With very limited funding at his disposal, Minister Nyenpan has shown a lot of potential in getting things done. The start of these community road projects in Montserrado alone is a great start, therefore, our editorial team with no hesitation, gave Minister Mobutu Nyenpan a grade of B.

5. Ministry of Foreign Affairs: Gbehzongar Milton Findley (D)

Liberia’s Minister of Foreign Affairs, Gbehzongar Milton Findley

Under Minister Findley’s Foreign Affairs, Liberia has been able to effectively maintain its One-China policy, a major benefit to this administration. However, the government of President Weah seem a bit far from our traditional partner, the United States. In addition, Liberia has not been able cement major bi-lateral arrangements with other countries besides normal aid packages from international organizations like the EU, UN and World Bank which are not really forthcoming.

Although he has been attending international conferences on behalf of the country, Liberia has not been able to cement major international investments and most of Minister Findley’s travels have not really yielded the necessary results for Liberia.

Based on the above information, The Liberian Billboard editorial team concluded to give Minister Findley the grade of D.

6. Ministry of Information: Eugene Nagbe (C-)

The information arm of government, the Ministry of Information was blessed to have seen the head of the entity retained. The retaining of Minister Nagbe saw the continuation of the weekly Press Briefings which started during the Sirleaf’s regime.

Lenn Eugene Nagbe, Minister of Information, Liberia

However, besides the weekly press briefing, the Ministry has not been able to effectively disseminate information to the Liberian public in a coordinated manner. An example of the issue is the L$16 billion saga, where information released by Minister Nagbe was trashed by Minister Tweh. The Ministry does not even have a working website and a visit to its old website will give you information from the Sirleaf regime, followed with a message at the top which states, “Site undergoing construction.” For the Ministry which is supposed to inform its citizens in this modern era has not put up working website almost 300 days into this administration, says a lot.

The Ministry of Information has not even formulated an information dissemination strategy which would blend or filter information from all entities to be published by the ministry. Most often, officials of the Ministry use personal Facebook accounts to publish information relating to government and rely on the pages of other government entities for information.

As seen above, the Ministry of Information has not been very effective in its activities. We cannot ignore the weekly press briefings but there are a lot that are still not done. With these lapses and little efforts, we have awarded the grade of C- to Minister Eugene Nagbe.

7. Ministry of Justice: Minister Musa Dean (F+)

The Ministry of Justice in 300 days has not been able to effectively prosecute pending corruption cases, or neither successfully investigate the series of unknown murders which have occurred since this government came to power as well as gender related cases.

To date, the only case which prompted an immediate release from the Justice Ministry was the issue of the missing L$16 billion, a release Finance Minister Samuel Tweah termed as false and misleading.

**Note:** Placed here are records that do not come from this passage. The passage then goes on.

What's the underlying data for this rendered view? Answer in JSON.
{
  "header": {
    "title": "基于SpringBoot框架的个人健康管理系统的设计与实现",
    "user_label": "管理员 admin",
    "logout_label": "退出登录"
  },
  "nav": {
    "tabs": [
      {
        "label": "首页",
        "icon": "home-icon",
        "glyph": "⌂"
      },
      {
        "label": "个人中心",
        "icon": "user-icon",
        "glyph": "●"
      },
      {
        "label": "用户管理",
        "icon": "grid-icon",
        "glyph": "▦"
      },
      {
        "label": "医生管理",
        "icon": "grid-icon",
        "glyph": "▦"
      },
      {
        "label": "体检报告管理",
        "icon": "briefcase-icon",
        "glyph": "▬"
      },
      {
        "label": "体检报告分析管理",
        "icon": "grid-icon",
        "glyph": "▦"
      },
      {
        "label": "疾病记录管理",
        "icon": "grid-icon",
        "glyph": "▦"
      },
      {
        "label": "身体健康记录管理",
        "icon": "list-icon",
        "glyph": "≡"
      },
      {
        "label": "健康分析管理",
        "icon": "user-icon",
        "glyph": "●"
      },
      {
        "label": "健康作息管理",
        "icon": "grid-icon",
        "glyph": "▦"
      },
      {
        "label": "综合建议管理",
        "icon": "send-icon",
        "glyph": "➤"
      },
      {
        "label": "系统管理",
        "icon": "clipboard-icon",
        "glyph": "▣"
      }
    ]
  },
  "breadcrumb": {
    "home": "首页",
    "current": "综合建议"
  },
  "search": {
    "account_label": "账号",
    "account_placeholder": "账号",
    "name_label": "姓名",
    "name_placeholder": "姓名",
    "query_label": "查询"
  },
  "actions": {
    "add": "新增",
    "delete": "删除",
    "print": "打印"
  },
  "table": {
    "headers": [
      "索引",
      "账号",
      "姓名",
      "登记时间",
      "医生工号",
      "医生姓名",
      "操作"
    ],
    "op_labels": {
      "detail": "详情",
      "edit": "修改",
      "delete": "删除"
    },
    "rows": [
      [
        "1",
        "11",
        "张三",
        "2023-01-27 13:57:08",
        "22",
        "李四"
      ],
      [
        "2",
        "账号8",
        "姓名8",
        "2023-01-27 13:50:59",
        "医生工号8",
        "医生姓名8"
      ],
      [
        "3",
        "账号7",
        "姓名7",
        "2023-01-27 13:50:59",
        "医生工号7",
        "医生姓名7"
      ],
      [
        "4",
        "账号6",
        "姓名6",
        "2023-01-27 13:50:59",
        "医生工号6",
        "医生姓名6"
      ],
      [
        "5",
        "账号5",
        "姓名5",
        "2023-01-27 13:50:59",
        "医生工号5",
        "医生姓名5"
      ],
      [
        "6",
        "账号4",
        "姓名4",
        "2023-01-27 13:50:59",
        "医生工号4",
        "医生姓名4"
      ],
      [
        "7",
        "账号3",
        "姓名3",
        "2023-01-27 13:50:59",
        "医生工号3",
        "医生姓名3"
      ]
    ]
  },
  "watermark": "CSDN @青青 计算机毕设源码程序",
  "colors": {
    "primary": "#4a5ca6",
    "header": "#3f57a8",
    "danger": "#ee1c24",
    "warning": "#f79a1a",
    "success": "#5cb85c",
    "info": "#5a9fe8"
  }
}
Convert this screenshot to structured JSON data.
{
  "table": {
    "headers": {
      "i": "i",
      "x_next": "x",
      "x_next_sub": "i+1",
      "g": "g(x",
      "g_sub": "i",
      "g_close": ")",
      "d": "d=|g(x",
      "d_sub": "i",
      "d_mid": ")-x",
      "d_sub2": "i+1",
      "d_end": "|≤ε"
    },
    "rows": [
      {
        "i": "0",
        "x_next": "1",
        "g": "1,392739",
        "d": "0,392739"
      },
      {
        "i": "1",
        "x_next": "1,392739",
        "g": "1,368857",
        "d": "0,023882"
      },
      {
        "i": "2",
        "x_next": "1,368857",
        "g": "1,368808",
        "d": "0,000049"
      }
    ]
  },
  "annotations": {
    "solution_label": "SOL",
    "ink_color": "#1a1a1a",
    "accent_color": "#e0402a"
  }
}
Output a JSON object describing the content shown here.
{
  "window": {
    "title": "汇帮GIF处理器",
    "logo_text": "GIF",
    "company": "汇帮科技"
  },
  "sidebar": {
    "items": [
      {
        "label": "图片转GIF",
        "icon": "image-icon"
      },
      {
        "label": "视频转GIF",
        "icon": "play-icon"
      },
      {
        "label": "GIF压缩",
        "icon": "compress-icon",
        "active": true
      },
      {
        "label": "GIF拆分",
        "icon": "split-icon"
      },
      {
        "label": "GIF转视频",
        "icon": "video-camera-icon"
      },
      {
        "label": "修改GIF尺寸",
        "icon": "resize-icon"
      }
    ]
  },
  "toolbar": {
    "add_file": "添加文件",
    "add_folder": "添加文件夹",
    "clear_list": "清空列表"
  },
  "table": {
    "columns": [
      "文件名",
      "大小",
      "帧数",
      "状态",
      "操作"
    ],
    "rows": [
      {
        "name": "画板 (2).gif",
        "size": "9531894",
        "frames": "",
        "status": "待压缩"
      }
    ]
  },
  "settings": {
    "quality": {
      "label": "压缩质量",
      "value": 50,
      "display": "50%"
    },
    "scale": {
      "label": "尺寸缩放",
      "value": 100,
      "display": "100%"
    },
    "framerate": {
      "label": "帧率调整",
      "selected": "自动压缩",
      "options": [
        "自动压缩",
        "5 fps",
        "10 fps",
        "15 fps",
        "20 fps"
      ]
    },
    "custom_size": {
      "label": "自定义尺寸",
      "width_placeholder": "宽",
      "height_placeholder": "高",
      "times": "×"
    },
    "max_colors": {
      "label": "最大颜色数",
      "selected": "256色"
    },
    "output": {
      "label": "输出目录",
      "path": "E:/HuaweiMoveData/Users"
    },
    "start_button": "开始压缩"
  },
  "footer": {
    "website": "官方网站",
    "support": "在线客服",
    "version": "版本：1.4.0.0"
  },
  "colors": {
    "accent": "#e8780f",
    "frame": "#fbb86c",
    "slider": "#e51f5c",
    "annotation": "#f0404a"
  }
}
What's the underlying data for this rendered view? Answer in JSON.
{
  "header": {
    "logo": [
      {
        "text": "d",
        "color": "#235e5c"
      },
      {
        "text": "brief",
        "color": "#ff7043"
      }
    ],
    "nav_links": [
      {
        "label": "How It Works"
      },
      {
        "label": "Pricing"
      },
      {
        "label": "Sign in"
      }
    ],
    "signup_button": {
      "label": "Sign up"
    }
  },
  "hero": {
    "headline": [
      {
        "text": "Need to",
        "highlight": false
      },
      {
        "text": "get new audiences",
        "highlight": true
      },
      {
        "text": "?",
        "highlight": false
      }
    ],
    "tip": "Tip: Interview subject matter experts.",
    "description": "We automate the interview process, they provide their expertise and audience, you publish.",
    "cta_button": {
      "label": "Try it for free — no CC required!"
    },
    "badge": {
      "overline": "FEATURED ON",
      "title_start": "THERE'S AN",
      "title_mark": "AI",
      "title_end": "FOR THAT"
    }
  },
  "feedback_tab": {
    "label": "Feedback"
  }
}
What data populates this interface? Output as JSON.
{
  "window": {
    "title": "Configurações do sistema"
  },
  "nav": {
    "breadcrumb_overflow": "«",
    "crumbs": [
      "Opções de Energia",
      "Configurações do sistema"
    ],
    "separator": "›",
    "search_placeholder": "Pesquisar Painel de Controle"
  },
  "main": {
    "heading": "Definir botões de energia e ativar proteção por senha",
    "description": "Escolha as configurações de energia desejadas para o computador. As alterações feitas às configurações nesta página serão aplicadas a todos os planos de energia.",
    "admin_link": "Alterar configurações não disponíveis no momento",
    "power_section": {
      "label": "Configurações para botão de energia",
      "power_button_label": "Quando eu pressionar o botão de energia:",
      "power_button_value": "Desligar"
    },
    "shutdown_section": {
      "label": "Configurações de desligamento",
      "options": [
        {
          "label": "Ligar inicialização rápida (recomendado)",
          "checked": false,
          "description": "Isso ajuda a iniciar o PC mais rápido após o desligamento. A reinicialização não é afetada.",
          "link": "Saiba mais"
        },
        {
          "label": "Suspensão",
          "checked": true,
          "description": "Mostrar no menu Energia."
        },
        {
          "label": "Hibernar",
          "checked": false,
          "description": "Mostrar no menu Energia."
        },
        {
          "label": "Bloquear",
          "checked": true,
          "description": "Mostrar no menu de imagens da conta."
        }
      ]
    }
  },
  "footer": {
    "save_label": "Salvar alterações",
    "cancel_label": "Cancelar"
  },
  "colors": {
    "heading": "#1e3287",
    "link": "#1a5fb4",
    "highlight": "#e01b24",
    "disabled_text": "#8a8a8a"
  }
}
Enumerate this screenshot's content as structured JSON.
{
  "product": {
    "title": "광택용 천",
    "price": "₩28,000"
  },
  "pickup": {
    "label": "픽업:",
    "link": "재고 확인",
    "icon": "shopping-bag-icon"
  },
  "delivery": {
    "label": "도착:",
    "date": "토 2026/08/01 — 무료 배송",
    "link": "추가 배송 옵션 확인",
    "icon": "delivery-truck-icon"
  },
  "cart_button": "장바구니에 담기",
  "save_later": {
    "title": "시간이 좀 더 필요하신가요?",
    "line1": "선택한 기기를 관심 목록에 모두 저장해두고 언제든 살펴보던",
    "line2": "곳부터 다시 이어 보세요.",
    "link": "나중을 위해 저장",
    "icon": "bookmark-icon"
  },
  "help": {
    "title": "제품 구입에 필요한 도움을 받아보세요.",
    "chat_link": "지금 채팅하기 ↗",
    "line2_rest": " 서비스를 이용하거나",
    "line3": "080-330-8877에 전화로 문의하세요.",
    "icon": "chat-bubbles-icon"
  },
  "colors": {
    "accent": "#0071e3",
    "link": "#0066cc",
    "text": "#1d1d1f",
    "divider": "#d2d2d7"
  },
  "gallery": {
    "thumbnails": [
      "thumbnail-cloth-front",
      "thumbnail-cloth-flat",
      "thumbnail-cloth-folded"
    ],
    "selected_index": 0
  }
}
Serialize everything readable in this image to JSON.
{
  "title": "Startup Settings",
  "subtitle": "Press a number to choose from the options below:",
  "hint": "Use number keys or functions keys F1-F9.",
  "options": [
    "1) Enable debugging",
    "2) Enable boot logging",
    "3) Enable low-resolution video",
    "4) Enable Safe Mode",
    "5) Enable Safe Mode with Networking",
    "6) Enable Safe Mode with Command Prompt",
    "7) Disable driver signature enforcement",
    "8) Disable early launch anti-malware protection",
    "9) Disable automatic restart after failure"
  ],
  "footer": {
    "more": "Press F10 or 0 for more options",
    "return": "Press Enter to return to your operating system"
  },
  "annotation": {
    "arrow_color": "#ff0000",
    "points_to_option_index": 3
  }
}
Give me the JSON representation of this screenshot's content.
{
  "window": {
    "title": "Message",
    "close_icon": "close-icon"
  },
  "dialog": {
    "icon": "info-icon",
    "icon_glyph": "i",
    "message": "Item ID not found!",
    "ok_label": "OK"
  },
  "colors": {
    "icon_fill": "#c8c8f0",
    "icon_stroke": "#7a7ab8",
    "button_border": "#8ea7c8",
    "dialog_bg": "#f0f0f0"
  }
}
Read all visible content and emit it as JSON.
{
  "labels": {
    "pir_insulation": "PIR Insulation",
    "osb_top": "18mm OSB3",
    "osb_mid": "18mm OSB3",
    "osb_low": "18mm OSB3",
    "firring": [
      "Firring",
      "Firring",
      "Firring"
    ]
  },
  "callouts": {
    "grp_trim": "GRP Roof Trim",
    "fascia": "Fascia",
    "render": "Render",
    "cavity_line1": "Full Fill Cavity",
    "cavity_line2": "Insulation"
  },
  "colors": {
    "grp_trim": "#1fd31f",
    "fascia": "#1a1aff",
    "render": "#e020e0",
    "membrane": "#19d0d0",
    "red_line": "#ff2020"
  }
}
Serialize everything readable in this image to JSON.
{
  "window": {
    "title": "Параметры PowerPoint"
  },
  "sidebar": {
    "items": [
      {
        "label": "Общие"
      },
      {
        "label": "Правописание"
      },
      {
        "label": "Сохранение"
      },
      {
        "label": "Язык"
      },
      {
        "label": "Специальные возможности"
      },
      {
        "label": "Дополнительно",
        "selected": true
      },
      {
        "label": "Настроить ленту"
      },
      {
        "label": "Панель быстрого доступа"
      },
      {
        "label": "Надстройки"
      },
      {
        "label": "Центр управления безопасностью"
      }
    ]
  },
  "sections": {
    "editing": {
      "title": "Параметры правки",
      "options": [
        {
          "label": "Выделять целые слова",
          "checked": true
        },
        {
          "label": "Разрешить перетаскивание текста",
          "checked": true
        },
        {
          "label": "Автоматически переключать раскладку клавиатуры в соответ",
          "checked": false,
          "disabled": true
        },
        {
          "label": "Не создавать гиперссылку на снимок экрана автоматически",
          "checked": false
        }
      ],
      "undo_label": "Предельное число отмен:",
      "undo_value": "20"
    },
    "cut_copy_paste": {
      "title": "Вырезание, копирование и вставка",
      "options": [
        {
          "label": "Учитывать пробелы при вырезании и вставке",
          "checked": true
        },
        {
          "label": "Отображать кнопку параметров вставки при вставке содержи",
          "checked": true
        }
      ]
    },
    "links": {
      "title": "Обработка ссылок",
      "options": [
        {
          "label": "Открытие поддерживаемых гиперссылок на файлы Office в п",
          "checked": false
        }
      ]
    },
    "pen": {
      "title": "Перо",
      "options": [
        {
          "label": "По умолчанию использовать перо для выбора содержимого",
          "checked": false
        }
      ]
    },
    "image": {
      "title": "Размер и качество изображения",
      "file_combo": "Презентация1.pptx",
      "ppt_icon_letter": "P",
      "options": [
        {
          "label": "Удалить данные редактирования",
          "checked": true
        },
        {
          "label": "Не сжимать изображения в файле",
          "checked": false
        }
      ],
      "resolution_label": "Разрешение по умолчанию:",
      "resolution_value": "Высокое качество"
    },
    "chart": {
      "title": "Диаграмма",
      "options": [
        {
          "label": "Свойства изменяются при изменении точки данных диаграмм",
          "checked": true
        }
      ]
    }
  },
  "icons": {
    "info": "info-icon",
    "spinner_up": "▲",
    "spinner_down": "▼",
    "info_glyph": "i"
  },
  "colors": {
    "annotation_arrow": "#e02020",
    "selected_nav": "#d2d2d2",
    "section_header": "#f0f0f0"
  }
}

Justice Minister, Musa Dean

With tons of cases at the Ministry, the public have been left in the dark on outcomes or progress, if any. Many other agencies under the supervision of the ministry are in poor state, notably, the Bureau of Immigration and Naturalization, the Liberia National Police, the Drug Enforcement Agency, etc. There has been no effort by the current administration of the entity to create reforms in security agencies and the Liberia Justice System, thereby going on with the status-quo initiated by past administrations.

Minister Dean is not adequately performing. Therefore, he shares an F with Minister Tweah; the difference is a plus: F+.

The analysis done on Ministers above were compiled based on past and current news, interviews and opinions of ordinary citizens, as well as The Liberian Billboard own investigative reporting. Watch out next week for Part II of The Liberian Billboard Government Officials Scorecard.